Return all of the data that follows precisely, leaving every image out.

Exercise input –
= = = = = = =
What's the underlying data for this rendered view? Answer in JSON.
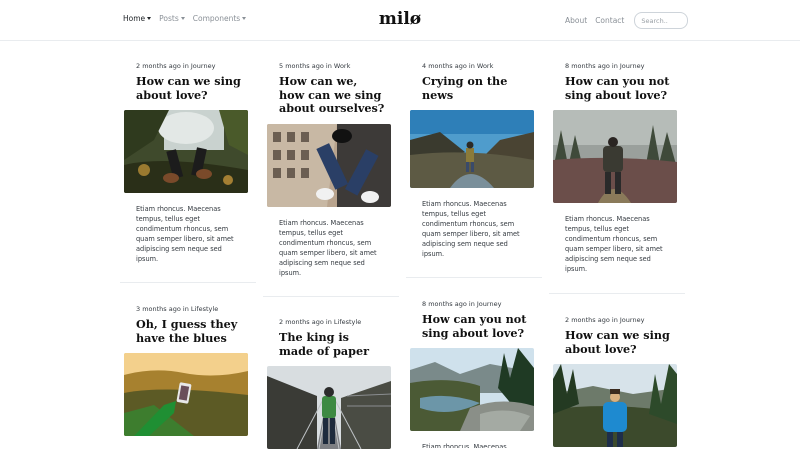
{
  "nav": {
    "brand": "milø",
    "left": [
      {
        "label": "Home",
        "dropdown": true,
        "active": true
      },
      {
        "label": "Posts",
        "dropdown": true,
        "active": false
      },
      {
        "label": "Components",
        "dropdown": true,
        "active": false
      }
    ],
    "about": "About",
    "contact": "Contact",
    "search_placeholder": "Search.."
  },
  "posts": [
    {
      "meta": "2 months ago in Journey",
      "title": "How can we sing about love?",
      "excerpt": "Etiam rhoncus. Maecenas tempus, tellus eget condimentum rhoncus, sem quam semper libero, sit amet adipiscing sem neque sed ipsum.",
      "image": "feet-leaves-image"
    },
    {
      "meta": "5 months ago in Work",
      "title": "How can we, how can we sing about ourselves?",
      "excerpt": "Etiam rhoncus. Maecenas tempus, tellus eget condimentum rhoncus, sem quam semper libero, sit amet adipiscing sem neque sed ipsum.",
      "image": "feet-building-image"
    },
    {
      "meta": "4 months ago in Work",
      "title": "Crying on the news",
      "excerpt": "Etiam rhoncus. Maecenas tempus, tellus eget condimentum rhoncus, sem quam semper libero, sit amet adipiscing sem neque sed ipsum.",
      "image": "mountain-valley-image"
    },
    {
      "meta": "8 months ago in Journey",
      "title": "How can you not sing about love?",
      "excerpt": "Etiam rhoncus. Maecenas tempus, tellus eget condimentum rhoncus, sem quam semper libero, sit amet adipiscing sem neque sed ipsum.",
      "image": "hiker-forest-image"
    },
    {
      "meta": "3 months ago in Lifestyle",
      "title": "Oh, I guess they have the blues",
      "image": "hand-phone-image"
    },
    {
      "meta": "2 months ago in Lifestyle",
      "title": "The king is made of paper",
      "image": "railway-image"
    },
    {
      "meta": "8 months ago in Journey",
      "title": "How can you not sing about love?",
      "excerpt_peek": "Etiam rhoncus. Maecenas",
      "image": "lake-valley-image"
    },
    {
      "meta": "2 months ago in Journey",
      "title": "How can we sing about love?",
      "image": "hiker-blue-jacket-image"
    }
  ]
}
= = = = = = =
Answer section –
What's the underlying data for this rendered view? Answer in JSON.
{
  "nav": {
    "brand": "milø",
    "left": [
      {
        "label": "Home",
        "dropdown": true,
        "active": true
      },
      {
        "label": "Posts",
        "dropdown": true,
        "active": false
      },
      {
        "label": "Components",
        "dropdown": true,
        "active": false
      }
    ],
    "about": "About",
    "contact": "Contact",
    "search_placeholder": "Search.."
  },
  "posts": [
    {
      "meta": "2 months ago in Journey",
      "title": "How can we sing about love?",
      "excerpt": "Etiam rhoncus. Maecenas tempus, tellus eget condimentum rhoncus, sem quam semper libero, sit amet adipiscing sem neque sed ipsum.",
      "image": "feet-leaves-image"
    },
    {
      "meta": "5 months ago in Work",
      "title": "How can we, how can we sing about ourselves?",
      "excerpt": "Etiam rhoncus. Maecenas tempus, tellus eget condimentum rhoncus, sem quam semper libero, sit amet adipiscing sem neque sed ipsum.",
      "image": "feet-building-image"
    },
    {
      "meta": "4 months ago in Work",
      "title": "Crying on the news",
      "excerpt": "Etiam rhoncus. Maecenas tempus, tellus eget condimentum rhoncus, sem quam semper libero, sit amet adipiscing sem neque sed ipsum.",
      "image": "mountain-valley-image"
    },
    {
      "meta": "8 months ago in Journey",
      "title": "How can you not sing about love?",
      "excerpt": "Etiam rhoncus. Maecenas tempus, tellus eget condimentum rhoncus, sem quam semper libero, sit amet adipiscing sem neque sed ipsum.",
      "image": "hiker-forest-image"
    },
    {
      "meta": "3 months ago in Lifestyle",
      "title": "Oh, I guess they have the blues",
      "image": "hand-phone-image"
    },
    {
      "meta": "2 months ago in Lifestyle",
      "title": "The king is made of paper",
      "image": "railway-image"
    },
    {
      "meta": "8 months ago in Journey",
      "title": "How can you not sing about love?",
      "excerpt_peek": "Etiam rhoncus. Maecenas",
      "image": "lake-valley-image"
    },
    {
      "meta": "2 months ago in Journey",
      "title": "How can we sing about love?",
      "image": "hiker-blue-jacket-image"
    }
  ]
}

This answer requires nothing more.